Another problem he mentions with authority is perhaps at first glance a contradiction. The captains tend to come from the forecastle and have poor backgrounds but have been placed in a position as representatives and agents of the elite. They are akin to our era’s middle management (but instead of pink slips and HR departments they had a lash).
His essential solution to these difficulties is a greater fairness in law. Dana—who became a lawyer for seamen—sees ultimately a statist solution to the lawlessness of the sea.
In this final chapter, Dana also discusses at length the civilian efforts to improve the lives of sailors such as the Sailors’ Homes, the Bethals, and the American Seamen’s Friend Society. Dana lavishes praise on these institutions for their work in creating solid institutions of support and religious instruction. He is convinced that sailors are religious and find in the Bible support and meaning for their life, but that the social conditions of maritime work make it impossible for them to live a religious life, making the Bethals essential. He hopes that more religious captains will help.
In short, after documenting the intense solidarity among sailors at sea, their capacity to run the ship, their knowledge, their culture and their common struggles, as well as the brutality of the authority of the ship masters, proposes a series of reforms that miss the revolutionary potential of democracy at the sea. The reason why this has not been achieved, it seems to me, is that the seas are not the place where people establish themselves to live. Its exploration and exploitation have largely – but not entirely – been done in the interests of capital. The workplace and the economy is the last place that tends to be democratic for it is at this location that our concept of freedom is most confused. As so-called libertarians (the anarcho-capitalist stypes) seem to think, property and the defense of it in law cannot be a tool of oppression and force. Clearly, history proves this false. As long as our seas are the realm of capital, work, and exploitation of natural resources and people, it will be hostile to democracy.
This edition of Two Years Before the Mast also includes an appendix called “Twenty-Four Years Later,” which comes from his 1859-1860 tour of the world. I will examine his diary of this in a few days as it is included in the Library of America volume, but a few words on its place as part of the book is warranted. His main interest in exploring the old places he worked at in California.
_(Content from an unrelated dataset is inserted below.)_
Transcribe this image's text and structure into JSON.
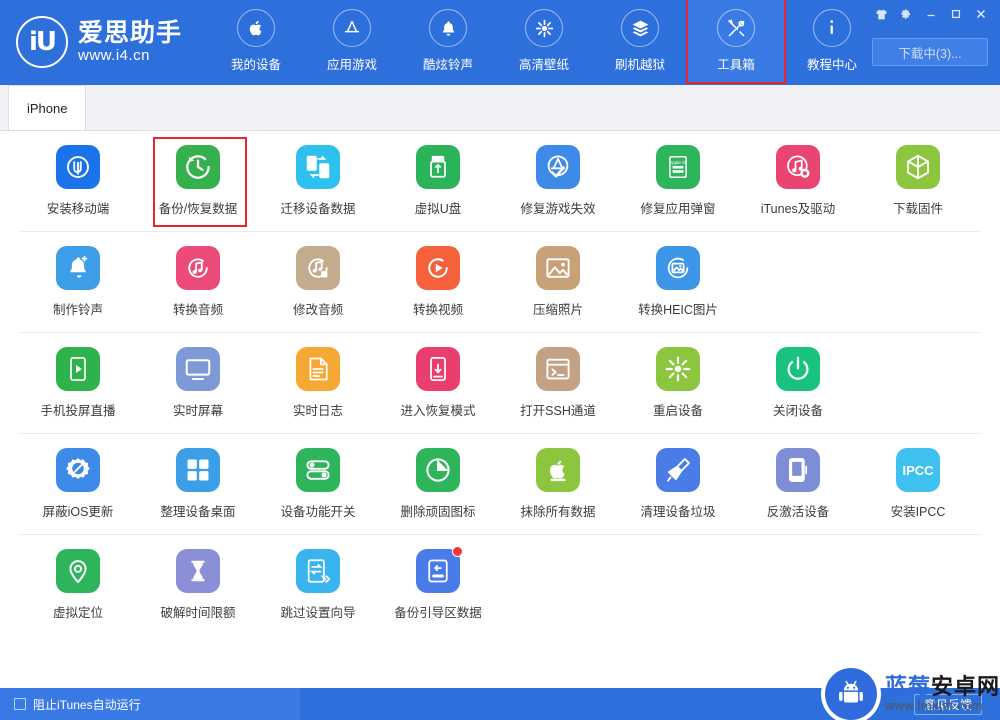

He even meets some of his old acquaintances (who must have each endured some fame from their inclusion in the popular work). Most striking to Dana is the rapid development of San Francisco, from a small fort into a major Pacific city, looking outward as an entry point for the American empire.